> About this exercise
Report each line below that carries the word "title".

+++ Exercise input +++

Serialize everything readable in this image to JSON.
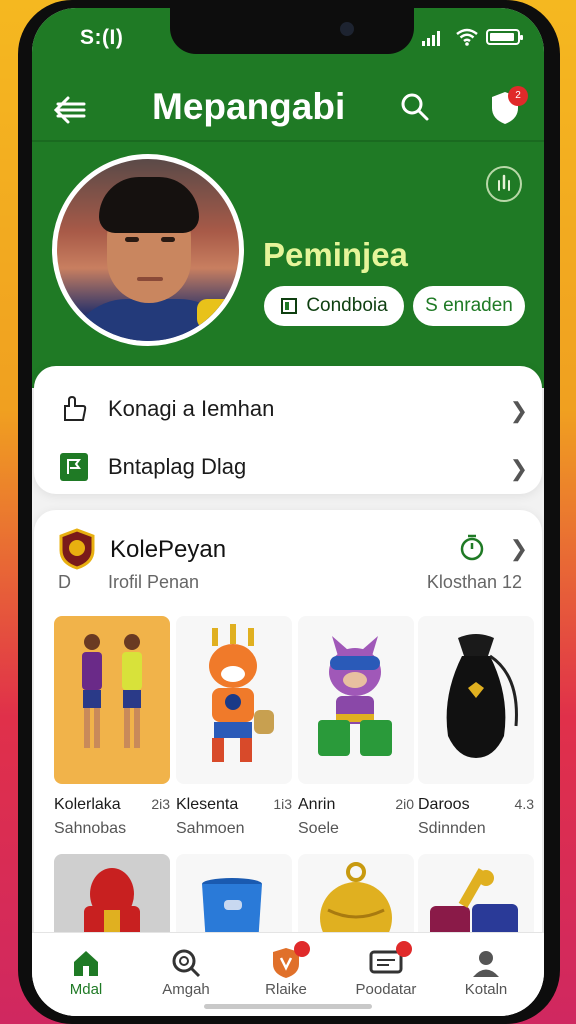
{
  "status": {
    "time": "S:(I)"
  },
  "appbar": {
    "title": "Mepangabi",
    "badge": "2"
  },
  "profile": {
    "name": "Peminjea",
    "buttons": [
      {
        "label": "Condboia",
        "icon": "doc-icon"
      },
      {
        "label": "S enraden"
      }
    ]
  },
  "menu": [
    {
      "label": "Konagi a Iemhan",
      "icon": "share-icon"
    },
    {
      "label": "Bntaplag Dlag",
      "icon": "flag-icon"
    }
  ],
  "collection": {
    "title": "KolePeyan",
    "sub_left": "D",
    "sub_mid": "Irofil Penan",
    "sub_right": "Klosthan 12",
    "items": [
      {
        "name": "Kolerlaka",
        "count": "2i3",
        "sub": "Sahnobas"
      },
      {
        "name": "Klesenta",
        "count": "1i3",
        "sub": "Sahmoen"
      },
      {
        "name": "Anrin",
        "count": "2i0",
        "sub": "Soele"
      },
      {
        "name": "Daroos",
        "count": "4.3",
        "sub": "Sdinnden"
      }
    ]
  },
  "tabs": [
    {
      "label": "Mdal",
      "active": true
    },
    {
      "label": "Amgah"
    },
    {
      "label": "Rlaike"
    },
    {
      "label": "Poodatar"
    },
    {
      "label": "Kotaln"
    }
  ],
  "colors": {
    "primary": "#1f7a25",
    "accent_name": "#e6f59a",
    "badge": "#e02a2a"
  }
}
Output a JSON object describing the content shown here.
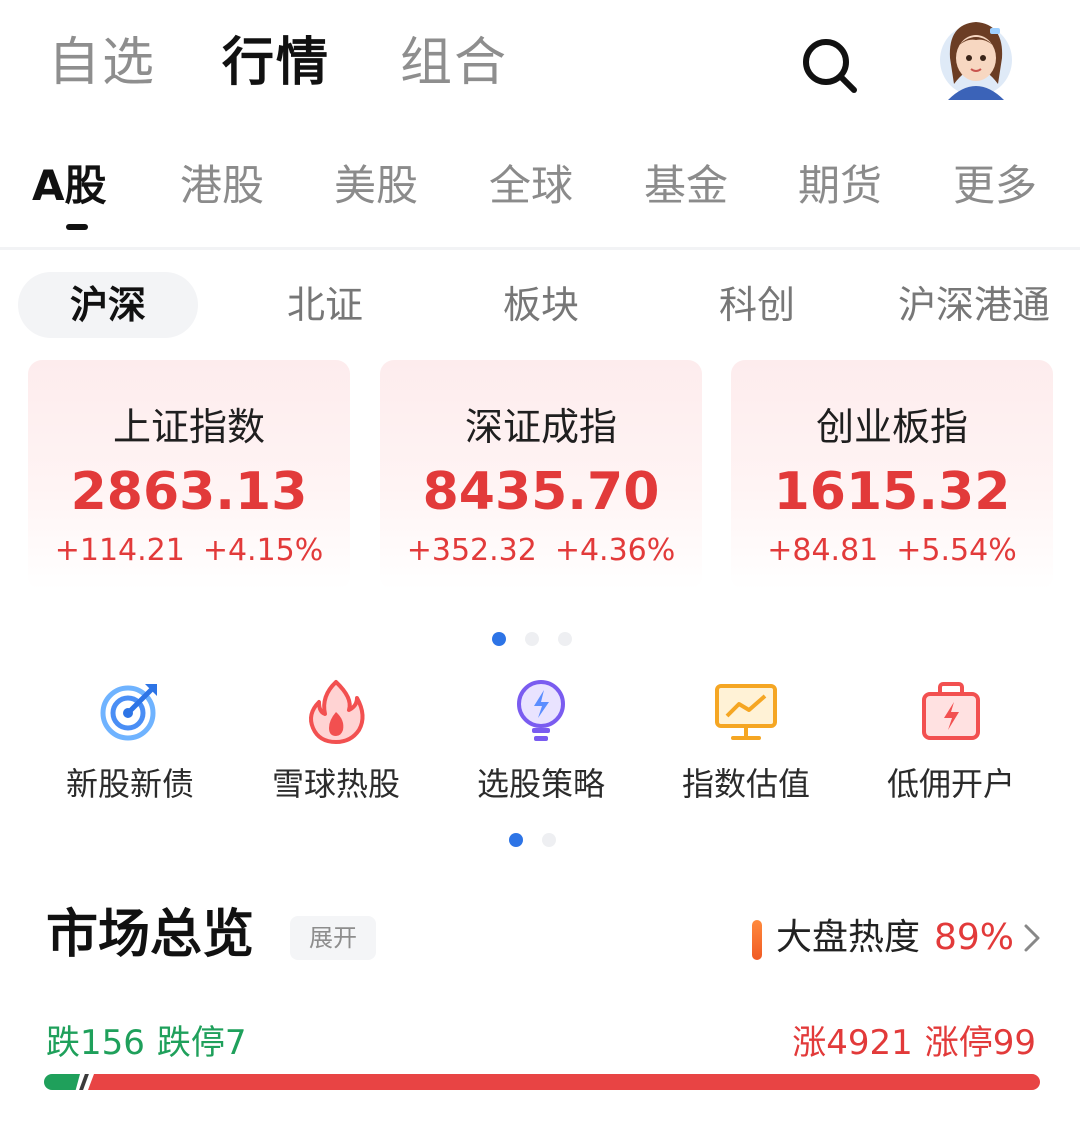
{
  "top_nav": {
    "tabs": [
      {
        "label": "自选",
        "active": false
      },
      {
        "label": "行情",
        "active": true
      },
      {
        "label": "组合",
        "active": false
      }
    ],
    "search_icon": "search-icon",
    "avatar_icon": "avatar"
  },
  "market_tabs": {
    "items": [
      {
        "label": "A股",
        "active": true
      },
      {
        "label": "港股",
        "active": false
      },
      {
        "label": "美股",
        "active": false
      },
      {
        "label": "全球",
        "active": false
      },
      {
        "label": "基金",
        "active": false
      },
      {
        "label": "期货",
        "active": false
      },
      {
        "label": "更多",
        "active": false
      }
    ]
  },
  "sub_tabs": {
    "items": [
      {
        "label": "沪深",
        "active": true
      },
      {
        "label": "北证",
        "active": false
      },
      {
        "label": "板块",
        "active": false
      },
      {
        "label": "科创",
        "active": false
      },
      {
        "label": "沪深港通",
        "active": false
      }
    ]
  },
  "index_cards": [
    {
      "name": "上证指数",
      "value": "2863.13",
      "change": "+114.21",
      "change_pct": "+4.15%"
    },
    {
      "name": "深证成指",
      "value": "8435.70",
      "change": "+352.32",
      "change_pct": "+4.36%"
    },
    {
      "name": "创业板指",
      "value": "1615.32",
      "change": "+84.81",
      "change_pct": "+5.54%"
    }
  ],
  "card_pager": {
    "count": 3,
    "active": 0
  },
  "shortcuts": [
    {
      "label": "新股新债",
      "icon": "target-icon"
    },
    {
      "label": "雪球热股",
      "icon": "flame-icon"
    },
    {
      "label": "选股策略",
      "icon": "bulb-icon"
    },
    {
      "label": "指数估值",
      "icon": "chart-board-icon"
    },
    {
      "label": "低佣开户",
      "icon": "bag-icon"
    }
  ],
  "shortcut_pager": {
    "count": 2,
    "active": 0
  },
  "overview": {
    "title": "市场总览",
    "expand_label": "展开",
    "heat_label": "大盘热度",
    "heat_value": "89%",
    "fall_label": "跌156",
    "limit_down_label": "跌停7",
    "rise_label": "涨4921",
    "limit_up_label": "涨停99",
    "fall_count": 156,
    "rise_count": 4921
  },
  "colors": {
    "rise": "#e23a3a",
    "fall": "#1fa05b",
    "accent": "#2d74e6"
  }
}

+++

> Written reply
    "title": "Mepangabi",
    "title": "KolePeyan",
    "title": "市场总览",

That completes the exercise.